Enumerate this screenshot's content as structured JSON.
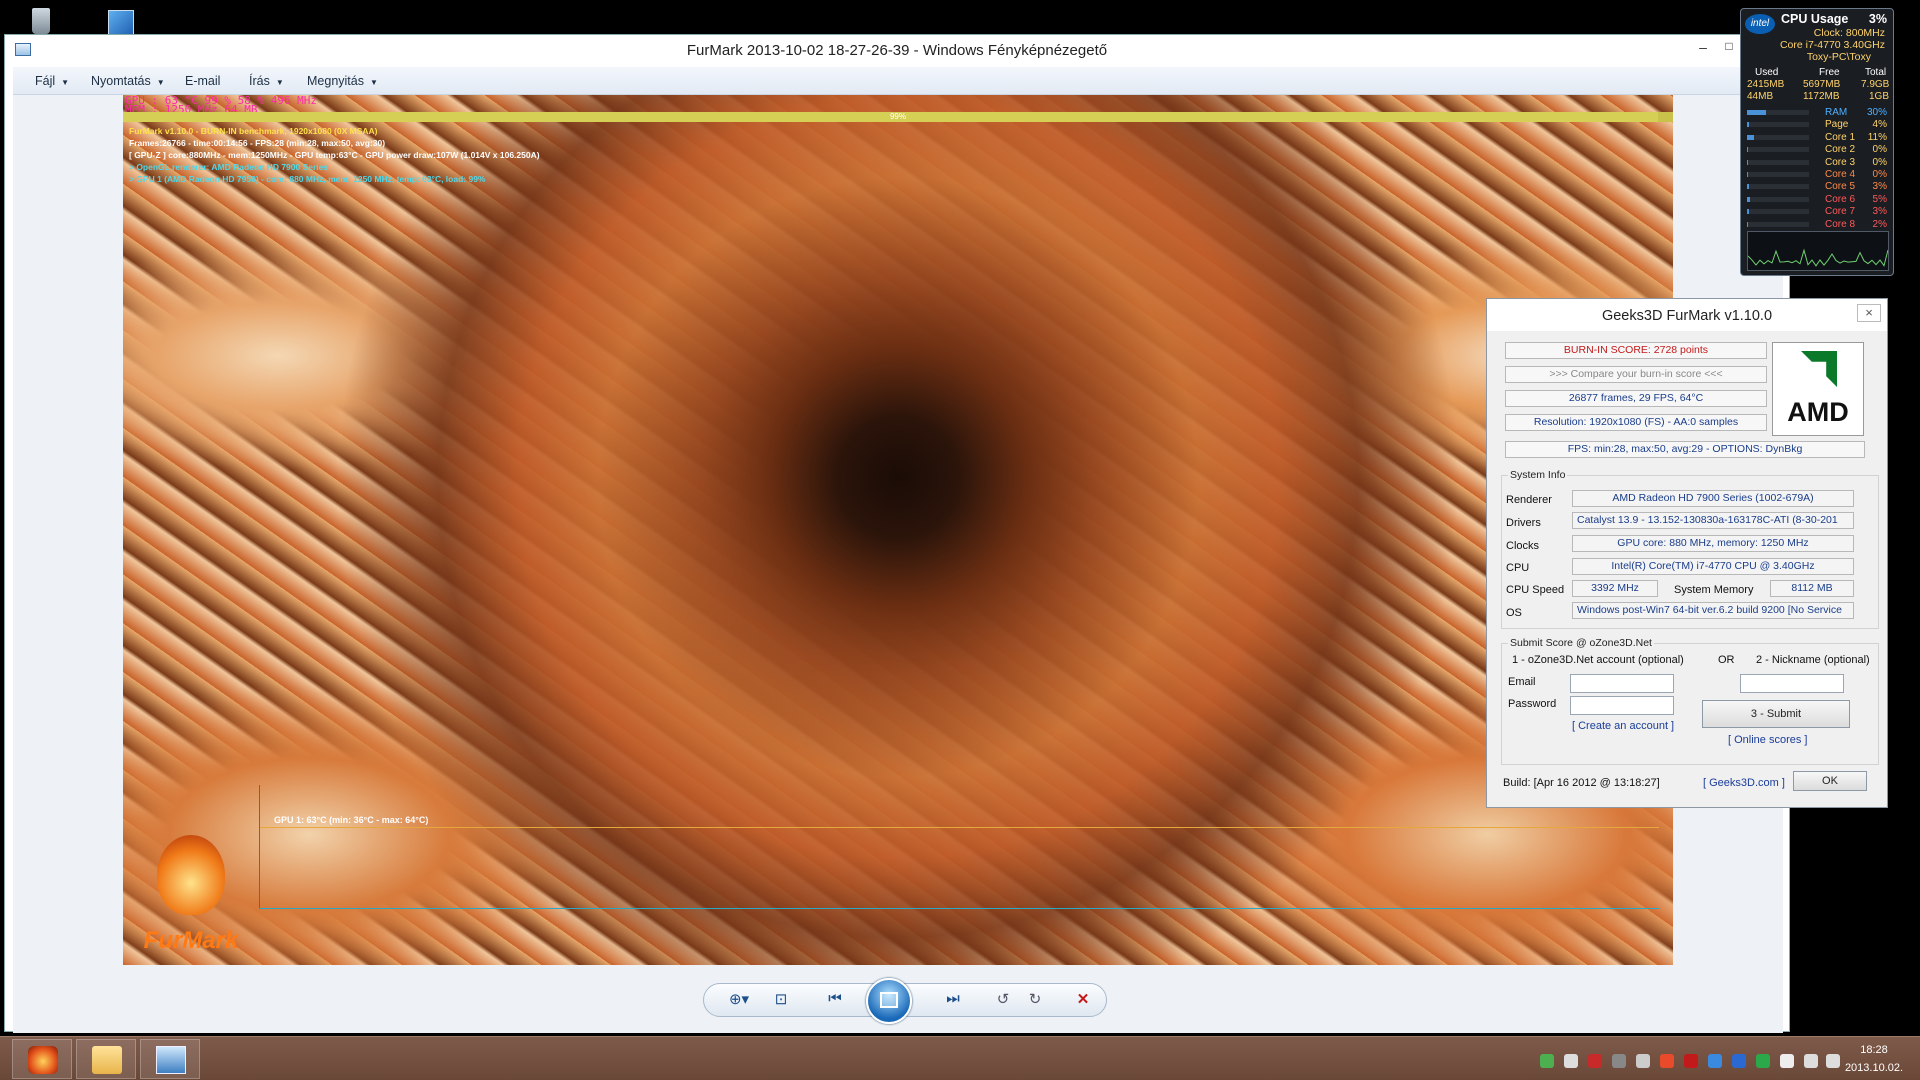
{
  "window": {
    "title": "FurMark 2013-10-02 18-27-26-39 - Windows Fényképnézegető",
    "minimize": "–",
    "maximize": "□"
  },
  "menu": [
    {
      "label": "Fájl"
    },
    {
      "label": "Nyomtatás"
    },
    {
      "label": "E-mail"
    },
    {
      "label": "Írás"
    },
    {
      "label": "Megnyitás"
    }
  ],
  "osd": {
    "gpu_line": "GPU  :  63 °C   99 %   58 %   496 MHz",
    "mem_line": "MEM  :  1250 MHz   64 MB",
    "ogl_line": "OGL  :  29.2 FPS",
    "progress_label": "99%",
    "progress": 0.99,
    "lines": [
      "FurMark v1.10.0 - BURN-IN benchmark, 1920x1080 (0X MSAA)",
      "Frames:26766 - time:00:14:56 - FPS:28 (min:28, max:50, avg:30)",
      "[ GPU-Z ] core:880MHz - mem:1250MHz - GPU temp:63°C - GPU power draw:107W (1.014V x 106.250A)",
      "> OpenGL renderer: AMD Radeon HD 7900 Series",
      "> GPU 1 (AMD Radeon HD 7950) - core: 880 MHz, mem: 1250 MHz, temp: 63°C, load: 99%"
    ],
    "graph_label": "GPU 1: 63°C (min: 36°C - max: 64°C)",
    "logo_text": "FurMark",
    "colors": {
      "osd_gpu": "#ff2aa8",
      "line1": "#ffe14a",
      "line2": "#ffffff",
      "line3": "#ffffff",
      "line4": "#4fd8e8",
      "line5": "#4fd8e8"
    }
  },
  "cpu_gadget": {
    "brand": "intel",
    "title": "CPU Usage",
    "total": "3%",
    "clock": "Clock:  800MHz",
    "model": "Core i7-4770 3.40GHz",
    "host": "Toxy-PC\\Toxy",
    "headers": [
      "Used",
      "Free",
      "Total"
    ],
    "ram_rows": [
      [
        "2415MB",
        "5697MB",
        "7.9GB"
      ],
      [
        "44MB",
        "1172MB",
        "1GB"
      ]
    ],
    "cores": [
      {
        "name": "RAM",
        "pct": "30%",
        "level": 0.3,
        "color": "#4fb0ff"
      },
      {
        "name": "Page",
        "pct": "4%",
        "level": 0.04,
        "color": "#ffd36b"
      },
      {
        "name": "Core 1",
        "pct": "11%",
        "level": 0.11,
        "color": "#ffd36b"
      },
      {
        "name": "Core 2",
        "pct": "0%",
        "level": 0.0,
        "color": "#ffd36b"
      },
      {
        "name": "Core 3",
        "pct": "0%",
        "level": 0.0,
        "color": "#ffd36b"
      },
      {
        "name": "Core 4",
        "pct": "0%",
        "level": 0.0,
        "color": "#ff8a4a"
      },
      {
        "name": "Core 5",
        "pct": "3%",
        "level": 0.03,
        "color": "#ff8a4a"
      },
      {
        "name": "Core 6",
        "pct": "5%",
        "level": 0.05,
        "color": "#ff5a5a"
      },
      {
        "name": "Core 7",
        "pct": "3%",
        "level": 0.03,
        "color": "#ff5a5a"
      },
      {
        "name": "Core 8",
        "pct": "2%",
        "level": 0.02,
        "color": "#ff5a5a"
      }
    ]
  },
  "furmark_dialog": {
    "title": "Geeks3D FurMark v1.10.0",
    "close": "×",
    "burn_in_score": "BURN-IN SCORE: 2728 points",
    "compare": ">>> Compare your burn-in score <<<",
    "frames": "26877 frames, 29 FPS, 64°C",
    "resolution": "Resolution: 1920x1080 (FS) - AA:0 samples",
    "fps": "FPS: min:28, max:50, avg:29 - OPTIONS: DynBkg",
    "amd_logo": "AMD",
    "system_info": {
      "legend": "System Info",
      "renderer_label": "Renderer",
      "renderer": "AMD Radeon HD 7900 Series (1002-679A)",
      "drivers_label": "Drivers",
      "drivers": "Catalyst 13.9 - 13.152-130830a-163178C-ATI (8-30-201",
      "clocks_label": "Clocks",
      "clocks": "GPU core: 880 MHz, memory: 1250 MHz",
      "cpu_label": "CPU",
      "cpu": "Intel(R) Core(TM) i7-4770 CPU @ 3.40GHz",
      "cpu_speed_label": "CPU Speed",
      "cpu_speed": "3392 MHz",
      "sys_mem_label": "System Memory",
      "sys_mem": "8112 MB",
      "os_label": "OS",
      "os": "Windows post-Win7 64-bit ver.6.2 build 9200 [No Service"
    },
    "submit": {
      "legend": "Submit Score @ oZone3D.Net",
      "account_label": "1 - oZone3D.Net account (optional)",
      "or_label": "OR",
      "nickname_label": "2 - Nickname (optional)",
      "email_label": "Email",
      "password_label": "Password",
      "create_account": "[ Create an account ]",
      "submit_button": "3 - Submit",
      "online_scores": "[ Online scores ]"
    },
    "build": "Build: [Apr 16 2012 @ 13:18:27]",
    "geeks_link": "[ Geeks3D.com ]",
    "ok_button": "OK"
  },
  "toolbar": {
    "zoom_icon": "zoom-icon",
    "fit_icon": "fit-icon",
    "prev_icon": "previous-icon",
    "slideshow_icon": "slideshow-icon",
    "next_icon": "next-icon",
    "rotate_ccw_icon": "rotate-left-icon",
    "rotate_cw_icon": "rotate-right-icon",
    "delete_icon": "delete-icon"
  },
  "taskbar": {
    "apps": [
      "furmark",
      "file-explorer",
      "photo-viewer"
    ],
    "time": "18:28",
    "date": "2013.10.02."
  }
}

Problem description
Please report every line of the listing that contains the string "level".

Solved exercise
        "level": 0.3,
        "level": 0.04,
        "level": 0.11,
        "level": 0.0,
        "level": 0.0,
        "level": 0.0,
        "level": 0.03,
        "level": 0.05,
        "level": 0.03,
        "level": 0.02,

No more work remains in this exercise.